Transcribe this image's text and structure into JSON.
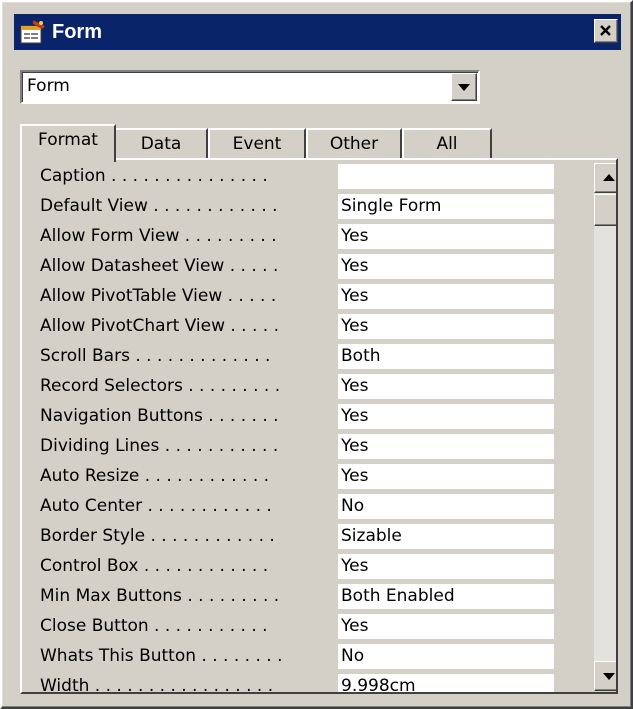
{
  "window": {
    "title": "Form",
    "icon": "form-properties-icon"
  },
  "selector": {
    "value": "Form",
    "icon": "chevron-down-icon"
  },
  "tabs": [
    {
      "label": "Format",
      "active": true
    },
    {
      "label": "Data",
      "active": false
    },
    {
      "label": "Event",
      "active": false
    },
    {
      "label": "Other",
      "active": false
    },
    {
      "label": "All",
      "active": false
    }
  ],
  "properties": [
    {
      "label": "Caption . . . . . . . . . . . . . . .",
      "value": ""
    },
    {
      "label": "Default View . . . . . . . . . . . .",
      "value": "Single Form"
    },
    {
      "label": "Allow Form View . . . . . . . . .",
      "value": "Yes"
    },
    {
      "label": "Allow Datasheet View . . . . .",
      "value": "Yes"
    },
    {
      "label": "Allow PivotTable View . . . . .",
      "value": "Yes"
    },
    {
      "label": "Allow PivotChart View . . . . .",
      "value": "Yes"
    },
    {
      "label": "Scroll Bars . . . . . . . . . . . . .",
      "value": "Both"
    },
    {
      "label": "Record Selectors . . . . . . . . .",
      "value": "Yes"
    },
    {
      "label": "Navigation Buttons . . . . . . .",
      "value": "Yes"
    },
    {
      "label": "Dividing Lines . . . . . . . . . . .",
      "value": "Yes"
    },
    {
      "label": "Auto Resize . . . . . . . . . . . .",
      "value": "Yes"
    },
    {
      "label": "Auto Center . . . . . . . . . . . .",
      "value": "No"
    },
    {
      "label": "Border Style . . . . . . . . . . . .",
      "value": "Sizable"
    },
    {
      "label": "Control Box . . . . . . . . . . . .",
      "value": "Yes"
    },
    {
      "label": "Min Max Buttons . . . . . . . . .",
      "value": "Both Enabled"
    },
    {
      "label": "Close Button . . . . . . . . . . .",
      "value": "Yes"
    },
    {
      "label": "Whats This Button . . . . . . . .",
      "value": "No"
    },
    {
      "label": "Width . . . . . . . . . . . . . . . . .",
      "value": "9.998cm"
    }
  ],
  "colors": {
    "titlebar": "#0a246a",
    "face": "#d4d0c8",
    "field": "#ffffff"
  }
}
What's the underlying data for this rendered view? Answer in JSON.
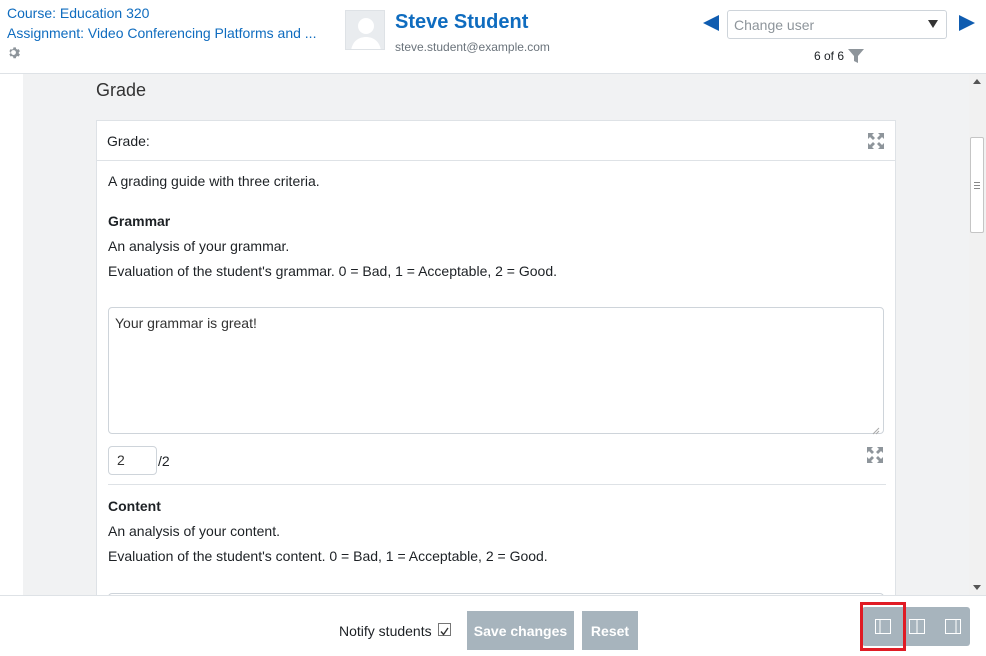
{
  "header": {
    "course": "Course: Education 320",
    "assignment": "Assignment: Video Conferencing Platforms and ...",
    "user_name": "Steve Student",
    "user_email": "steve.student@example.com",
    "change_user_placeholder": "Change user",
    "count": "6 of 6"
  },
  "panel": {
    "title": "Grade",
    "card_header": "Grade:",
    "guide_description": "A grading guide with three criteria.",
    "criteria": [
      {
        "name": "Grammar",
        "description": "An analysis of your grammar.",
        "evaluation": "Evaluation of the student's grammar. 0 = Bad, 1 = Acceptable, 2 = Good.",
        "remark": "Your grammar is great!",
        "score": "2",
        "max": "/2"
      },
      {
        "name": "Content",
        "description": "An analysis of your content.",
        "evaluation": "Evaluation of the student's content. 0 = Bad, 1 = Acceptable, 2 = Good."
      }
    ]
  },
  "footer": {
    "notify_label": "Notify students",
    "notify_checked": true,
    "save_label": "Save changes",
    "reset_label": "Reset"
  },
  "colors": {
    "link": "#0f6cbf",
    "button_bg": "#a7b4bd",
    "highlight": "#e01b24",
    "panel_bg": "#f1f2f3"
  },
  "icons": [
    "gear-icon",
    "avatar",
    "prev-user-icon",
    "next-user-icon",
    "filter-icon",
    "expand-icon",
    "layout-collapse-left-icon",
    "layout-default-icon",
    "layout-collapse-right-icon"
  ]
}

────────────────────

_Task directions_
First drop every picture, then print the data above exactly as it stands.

_Written solution_
Transcribe this image's text and structure into JSON.
{
  "window": {
    "title": "Form",
    "icon": "form-properties-icon"
  },
  "selector": {
    "value": "Form",
    "icon": "chevron-down-icon"
  },
  "tabs": [
    {
      "label": "Format",
      "active": true
    },
    {
      "label": "Data",
      "active": false
    },
    {
      "label": "Event",
      "active": false
    },
    {
      "label": "Other",
      "active": false
    },
    {
      "label": "All",
      "active": false
    }
  ],
  "properties": [
    {
      "label": "Caption . . . . . . . . . . . . . . .",
      "value": ""
    },
    {
      "label": "Default View . . . . . . . . . . . .",
      "value": "Single Form"
    },
    {
      "label": "Allow Form View . . . . . . . . .",
      "value": "Yes"
    },
    {
      "label": "Allow Datasheet View . . . . .",
      "value": "Yes"
    },
    {
      "label": "Allow PivotTable View . . . . .",
      "value": "Yes"
    },
    {
      "label": "Allow PivotChart View . . . . .",
      "value": "Yes"
    },
    {
      "label": "Scroll Bars . . . . . . . . . . . . .",
      "value": "Both"
    },
    {
      "label": "Record Selectors . . . . . . . . .",
      "value": "Yes"
    },
    {
      "label": "Navigation Buttons . . . . . . .",
      "value": "Yes"
    },
    {
      "label": "Dividing Lines . . . . . . . . . . .",
      "value": "Yes"
    },
    {
      "label": "Auto Resize . . . . . . . . . . . .",
      "value": "Yes"
    },
    {
      "label": "Auto Center . . . . . . . . . . . .",
      "value": "No"
    },
    {
      "label": "Border Style . . . . . . . . . . . .",
      "value": "Sizable"
    },
    {
      "label": "Control Box . . . . . . . . . . . .",
      "value": "Yes"
    },
    {
      "label": "Min Max Buttons . . . . . . . . .",
      "value": "Both Enabled"
    },
    {
      "label": "Close Button . . . . . . . . . . .",
      "value": "Yes"
    },
    {
      "label": "Whats This Button . . . . . . . .",
      "value": "No"
    },
    {
      "label": "Width . . . . . . . . . . . . . . . . .",
      "value": "9.998cm"
    }
  ],
  "colors": {
    "titlebar": "#0a246a",
    "face": "#d4d0c8",
    "field": "#ffffff"
  }
}
What's the underlying data for this rendered view? Answer in JSON.
{
  "header": {
    "course": "Course: Education 320",
    "assignment": "Assignment: Video Conferencing Platforms and ...",
    "user_name": "Steve Student",
    "user_email": "steve.student@example.com",
    "change_user_placeholder": "Change user",
    "count": "6 of 6"
  },
  "panel": {
    "title": "Grade",
    "card_header": "Grade:",
    "guide_description": "A grading guide with three criteria.",
    "criteria": [
      {
        "name": "Grammar",
        "description": "An analysis of your grammar.",
        "evaluation": "Evaluation of the student's grammar. 0 = Bad, 1 = Acceptable, 2 = Good.",
        "remark": "Your grammar is great!",
        "score": "2",
        "max": "/2"
      },
      {
        "name": "Content",
        "description": "An analysis of your content.",
        "evaluation": "Evaluation of the student's content. 0 = Bad, 1 = Acceptable, 2 = Good."
      }
    ]
  },
  "footer": {
    "notify_label": "Notify students",
    "notify_checked": true,
    "save_label": "Save changes",
    "reset_label": "Reset"
  },
  "colors": {
    "link": "#0f6cbf",
    "button_bg": "#a7b4bd",
    "highlight": "#e01b24",
    "panel_bg": "#f1f2f3"
  },
  "icons": [
    "gear-icon",
    "avatar",
    "prev-user-icon",
    "next-user-icon",
    "filter-icon",
    "expand-icon",
    "layout-collapse-left-icon",
    "layout-default-icon",
    "layout-collapse-right-icon"
  ]
}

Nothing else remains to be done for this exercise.